- Analysis begins with describing the characteristics of the subjects. It progresses to calculation of rates, creation of comparative tables (e.g., two-by-two tables), and computation of measures of association (e.g., risk ratios or odds ratios), tests of significance (e.g., chi-square test), confidence intervals, and the like. Many epidemiologic studies require more advanced analytic techniques such as stratified analysis, regression, and modeling.
- Finally, interpretation involves putting the study findings into perspective, identifying the key take-home messages, and making sound recommendations. Doing so requires that the epidemiologist be knowledgeable about the subject matter and the strengths and weaknesses of the study.
Epidemiologists, who are accustomed to using systematic and quantitative approaches, have come to play an important role in evaluation of public health services and other activities. Evaluation is the process of determining, as systematically and objectively as possible, the relevance, effectiveness, efficiency, and impact of activities with respect to established goals.
- Effectiveness refers to the ability of a program to produce the intended or expected results in the field; effectiveness differs from efficacy, which is the ability to produce results under ideal conditions.
- Efficiency refers to the ability of the program to produce the intended results with a minimum expenditure of time and resources.
The evaluation itself may focus on plans (formative evaluation), operations (process evaluation), impact (summative evaluation), or outcomes — or any combination of these.
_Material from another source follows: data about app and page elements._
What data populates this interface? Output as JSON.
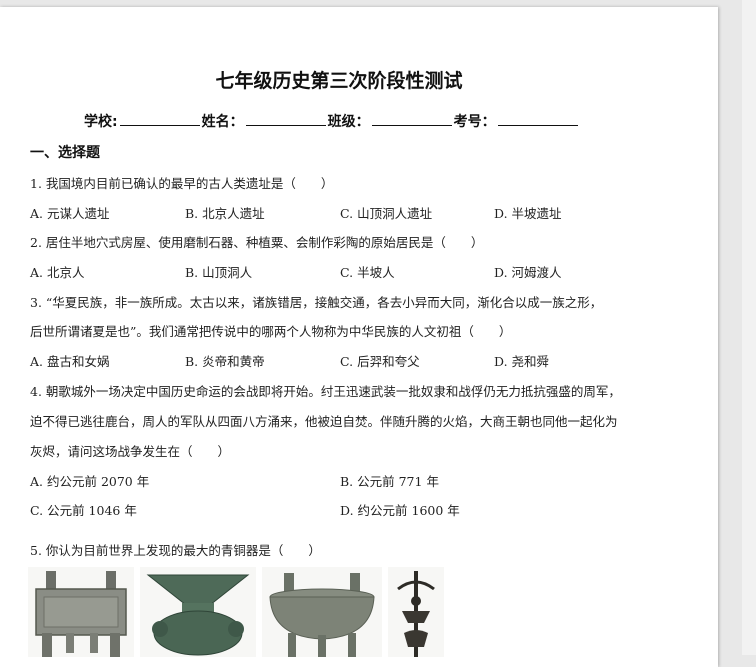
{
  "title": "七年级历史第三次阶段性测试",
  "info": {
    "school": "学校:",
    "name": "姓名：",
    "class": "班级：",
    "exam_no": "考号："
  },
  "section": "一、选择题",
  "q1": {
    "stem": "1. 我国境内目前已确认的最早的古人类遗址是（　　）",
    "a": "A. 元谋人遗址",
    "b": "B. 北京人遗址",
    "c": "C. 山顶洞人遗址",
    "d": "D. 半坡遗址"
  },
  "q2": {
    "stem": "2. 居住半地穴式房屋、使用磨制石器、种植粟、会制作彩陶的原始居民是（　　）",
    "a": "A. 北京人",
    "b": "B. 山顶洞人",
    "c": "C. 半坡人",
    "d": "D. 河姆渡人"
  },
  "q3": {
    "stem1": "3. “华夏民族，非一族所成。太古以来，诸族错居，接触交通，各去小异而大同，渐化合以成一族之形，",
    "stem2": "后世所谓诸夏是也”。我们通常把传说中的哪两个人物称为中华民族的人文初祖（　　）",
    "a": "A. 盘古和女娲",
    "b": "B. 炎帝和黄帝",
    "c": "C. 后羿和夸父",
    "d": "D. 尧和舜"
  },
  "q4": {
    "stem1": "4. 朝歌城外一场决定中国历史命运的会战即将开始。纣王迅速武装一批奴隶和战俘仍无力抵抗强盛的周军，",
    "stem2": "迫不得已逃往鹿台，周人的军队从四面八方涌来，他被迫自焚。伴随升腾的火焰，大商王朝也同他一起化为",
    "stem3": "灰烬，请问这场战争发生在（　　）",
    "a": "A. 约公元前 2070 年",
    "b": "B. 公元前 771 年",
    "c": "C. 公元前 1046 年",
    "d": "D. 约公元前 1600 年"
  },
  "q5": {
    "stem": "5. 你认为目前世界上发现的最大的青铜器是（　　）"
  }
}
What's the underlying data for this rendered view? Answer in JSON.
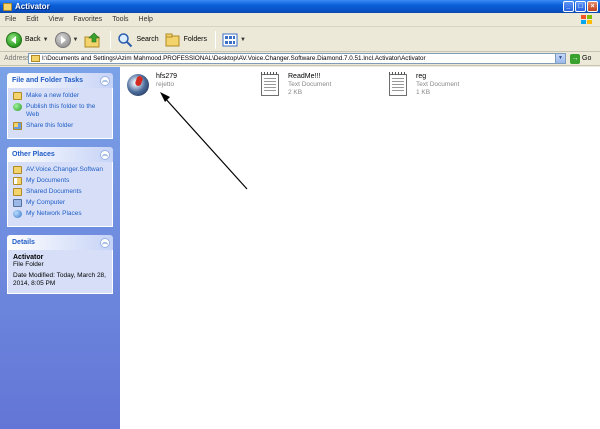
{
  "window": {
    "title": "Activator"
  },
  "menu": [
    "File",
    "Edit",
    "View",
    "Favorites",
    "Tools",
    "Help"
  ],
  "toolbar": {
    "back_label": "Back",
    "search_label": "Search",
    "folders_label": "Folders"
  },
  "address": {
    "label": "Address",
    "path": "I:\\Documents and Settings\\Azim Mahmood.PROFESSIONAL\\Desktop\\AV.Voice.Changer.Software.Diamond.7.0.51.Incl.Activator\\Activator",
    "go_label": "Go"
  },
  "tasks": {
    "title": "File and Folder Tasks",
    "items": [
      "Make a new folder",
      "Publish this folder to the Web",
      "Share this folder"
    ]
  },
  "other_places": {
    "title": "Other Places",
    "items": [
      "AV.Voice.Changer.Softwan",
      "My Documents",
      "Shared Documents",
      "My Computer",
      "My Network Places"
    ]
  },
  "details": {
    "title": "Details",
    "name": "Activator",
    "type": "File Folder",
    "date": "Date Modified: Today, March 28, 2014, 8:05 PM"
  },
  "files": [
    {
      "name": "hfs279",
      "sub1": "rejetto",
      "sub2": "",
      "icon": "hfs-icon"
    },
    {
      "name": "ReadMe!!!",
      "sub1": "Text Document",
      "sub2": "2 KB",
      "icon": "text-document-icon"
    },
    {
      "name": "reg",
      "sub1": "Text Document",
      "sub2": "1 KB",
      "icon": "text-document-icon"
    }
  ]
}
Evaluation of an immunization program, for example, might assess the efficiency of the operations, the proportion of the target population immunized, and the apparent impact of the program on the incidence of vaccine-preventable diseases. Similarly, evaluation of a surveillance system might address operations and attributes of the system, its ability to detect cases or outbreaks, and its usefulness.
Epidemiologists working in public health settings rarely act in isolation. In fact, field epidemiology is often said to be a “team sport.” During an investigation an epidemiologist usually participates as either a member or the leader of a multidisciplinary team. Other team members may be laboratorians, sanitarians, infection control personnel, nurses or other clinical staff, and, increasingly, computer information specialists. Many outbreaks cross geographical and jurisdictional lines, so co-investigators may be from local, state, or federal levels of government, academic institutions, clinical facilities, or the private sector. To promote current and future collaboration, the epidemiologists need to maintain relationships with staff of other agencies and institutions. Mechanisms for sustaining such linkages include official memoranda of understanding, sharing of published or on-line information for public health audiences and outside partners, and informal networking that takes place at professional meetings.
The definition of epidemiology ends with the following phrase: “…and the application of this study to the control of health problems.” While some academically minded epidemiologists have stated that epidemiologists should stick to research and not get involved in policy development or even make recommendations, public health epidemiologists do not have this luxury. Indeed, epidemiologists who understand a problem and the population in which it occurs are often in a uniquely qualified position to recommend appropriate interventions. As a result, epidemiologists working in public health regularly provide input, testimony, and recommendations regarding disease control strategies, reportable disease regulations, and health-care policy.
Center for Disease Control and Prevention (CDC)